Required action:
Check each line of the records for "icon"; collect those that have it.

[Data about app and page elements]
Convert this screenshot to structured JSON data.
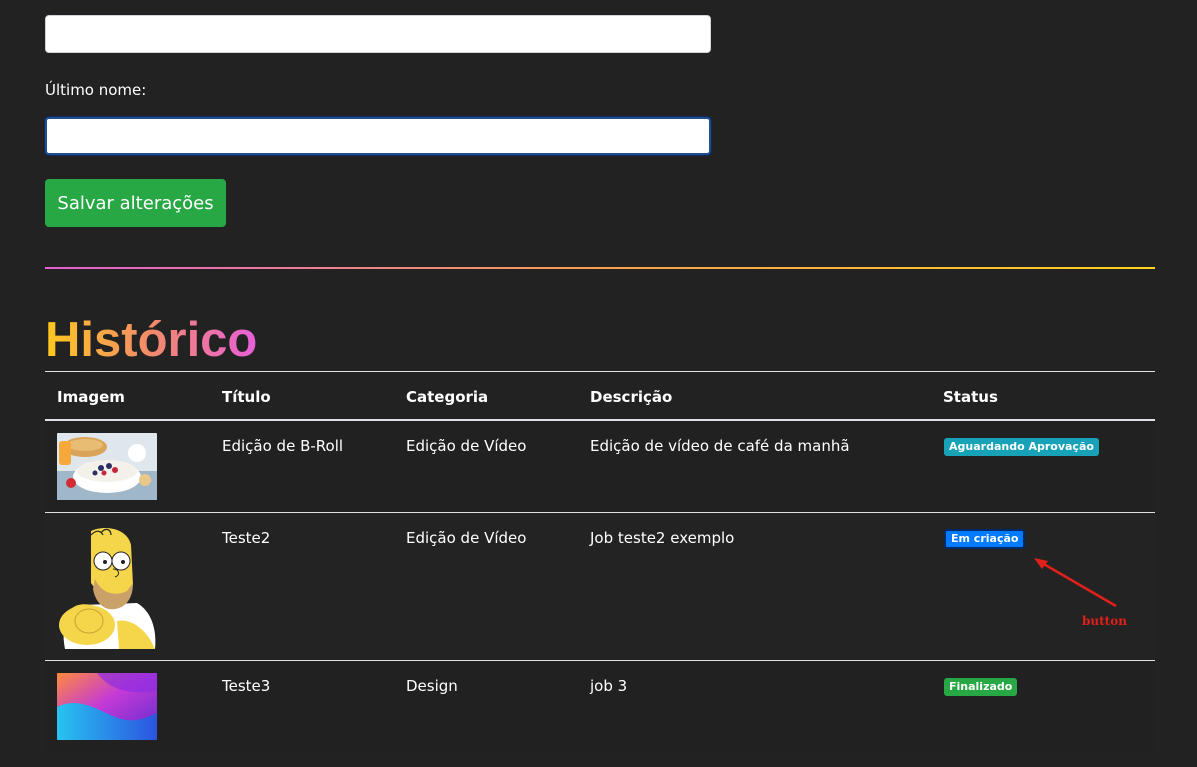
{
  "form": {
    "first_name_value": "",
    "last_name_label": "Último nome:",
    "last_name_value": "",
    "save_label": "Salvar alterações"
  },
  "history": {
    "title": "Histórico",
    "columns": [
      "Imagem",
      "Título",
      "Categoria",
      "Descrição",
      "Status"
    ],
    "rows": [
      {
        "image": "breakfast-photo",
        "title": "Edição de B-Roll",
        "category": "Edição de Vídeo",
        "description": "Edição de vídeo de café da manhã",
        "status": "Aguardando Aprovação",
        "status_color": "#17a2b8"
      },
      {
        "image": "homer-simpson-cartoon",
        "title": "Teste2",
        "category": "Edição de Vídeo",
        "description": "Job teste2 exemplo",
        "status": "Em criação",
        "status_color": "#007bff"
      },
      {
        "image": "abstract-gradient-wallpaper",
        "title": "Teste3",
        "category": "Design",
        "description": "job 3",
        "status": "Finalizado",
        "status_color": "#28a745"
      }
    ]
  },
  "annotation": {
    "label": "button",
    "color": "#e0201a"
  },
  "colors": {
    "background": "#222222",
    "divider_gradient": [
      "#e060d0",
      "#f5a050",
      "#ffd21f"
    ],
    "title_gradient": [
      "#ffc81e",
      "#f28a6a",
      "#e85fd9"
    ]
  }
}
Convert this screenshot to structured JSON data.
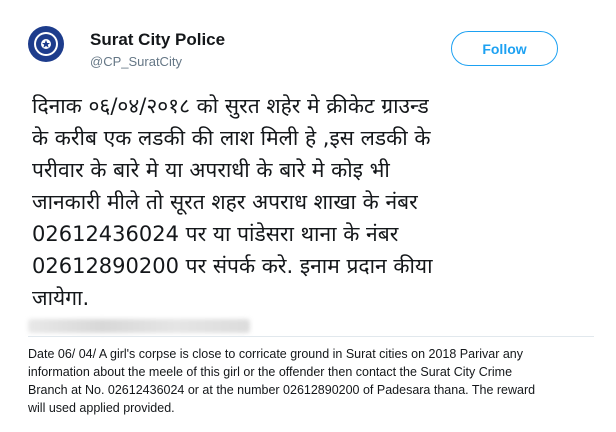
{
  "account": {
    "name": "Surat City Police",
    "handle": "@CP_SuratCity",
    "avatar_icon": "police-badge-icon"
  },
  "follow_label": "Follow",
  "tweet": {
    "lines": [
      "दिनाक ०६/०४/२०१८ को सुरत शहेर मे क्रीकेट ग्राउन्ड",
      "के करीब एक लडकी की लाश मिली हे ,इस लडकी के",
      "परीवार के बारे मे या अपराधी के बारे मे कोइ भी",
      "जानकारी मीले  तो सूरत शहर अपराध शाखा के नंबर",
      "02612436024  पर  या  पांडेसरा थाना के नंबर",
      "02612890200 पर संपर्क करे. इनाम प्रदान कीया",
      "जायेगा."
    ]
  },
  "translation": {
    "lines": [
      "Date 06/ 04/ A girl's corpse is close to corricate ground in Surat cities on 2018 Parivar any",
      "information about the meele of this girl or the offender then contact the Surat City Crime",
      "Branch at No. 02612436024 or at the number 02612890200 of Padesara thana. The reward",
      "will used applied provided."
    ]
  },
  "colors": {
    "accent": "#1da1f2",
    "avatar_bg": "#1d3c8c"
  }
}
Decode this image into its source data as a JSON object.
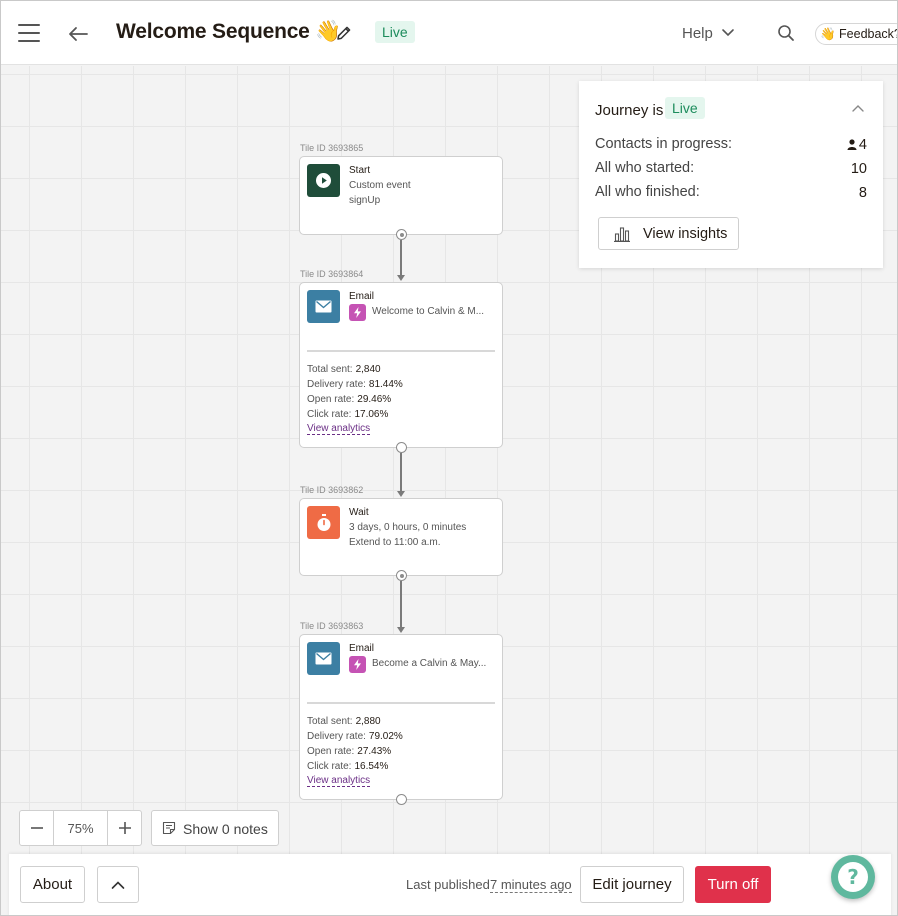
{
  "header": {
    "title": "Welcome Sequence 👋",
    "status": "Live",
    "help_label": "Help",
    "feedback_label": "👋 Feedback?"
  },
  "tiles": [
    {
      "id_label": "Tile ID 3693865",
      "type": "Start",
      "lines": [
        "Custom event",
        "signUp"
      ],
      "icon": "play-icon",
      "color": "#1f4d3a"
    },
    {
      "id_label": "Tile ID 3693864",
      "type": "Email",
      "subject": "Welcome to Calvin & M...",
      "icon": "envelope-icon",
      "color": "#3c7fa3",
      "stats": [
        {
          "label": "Total sent:",
          "value": "2,840"
        },
        {
          "label": "Delivery rate:",
          "value": "81.44%"
        },
        {
          "label": "Open rate:",
          "value": "29.46%"
        },
        {
          "label": "Click rate:",
          "value": "17.06%"
        }
      ],
      "link": "View analytics"
    },
    {
      "id_label": "Tile ID 3693862",
      "type": "Wait",
      "lines": [
        "3 days, 0 hours, 0 minutes",
        "Extend to 11:00 a.m."
      ],
      "icon": "stopwatch-icon",
      "color": "#ef6b45"
    },
    {
      "id_label": "Tile ID 3693863",
      "type": "Email",
      "subject": "Become a Calvin & May...",
      "icon": "envelope-icon",
      "color": "#3c7fa3",
      "stats": [
        {
          "label": "Total sent:",
          "value": "2,880"
        },
        {
          "label": "Delivery rate:",
          "value": "79.02%"
        },
        {
          "label": "Open rate:",
          "value": "27.43%"
        },
        {
          "label": "Click rate:",
          "value": "16.54%"
        }
      ],
      "link": "View analytics"
    }
  ],
  "journey_panel": {
    "title": "Journey is",
    "status": "Live",
    "rows": [
      {
        "label": "Contacts in progress:",
        "value": "4"
      },
      {
        "label": "All who started:",
        "value": "10"
      },
      {
        "label": "All who finished:",
        "value": "8"
      }
    ],
    "insights_label": "View insights"
  },
  "zoom": {
    "value": "75%"
  },
  "notes_label": "Show 0 notes",
  "footer": {
    "about_label": "About",
    "last_published_label": "Last published",
    "last_published_time": "7 minutes ago",
    "edit_label": "Edit journey",
    "turn_off_label": "Turn off"
  },
  "help_fab": "?"
}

Exercise answer:
    "avatar_icon": "police-badge-icon"
      "icon": "play-icon",
      "icon": "envelope-icon",
      "icon": "stopwatch-icon",
      "icon": "envelope-icon",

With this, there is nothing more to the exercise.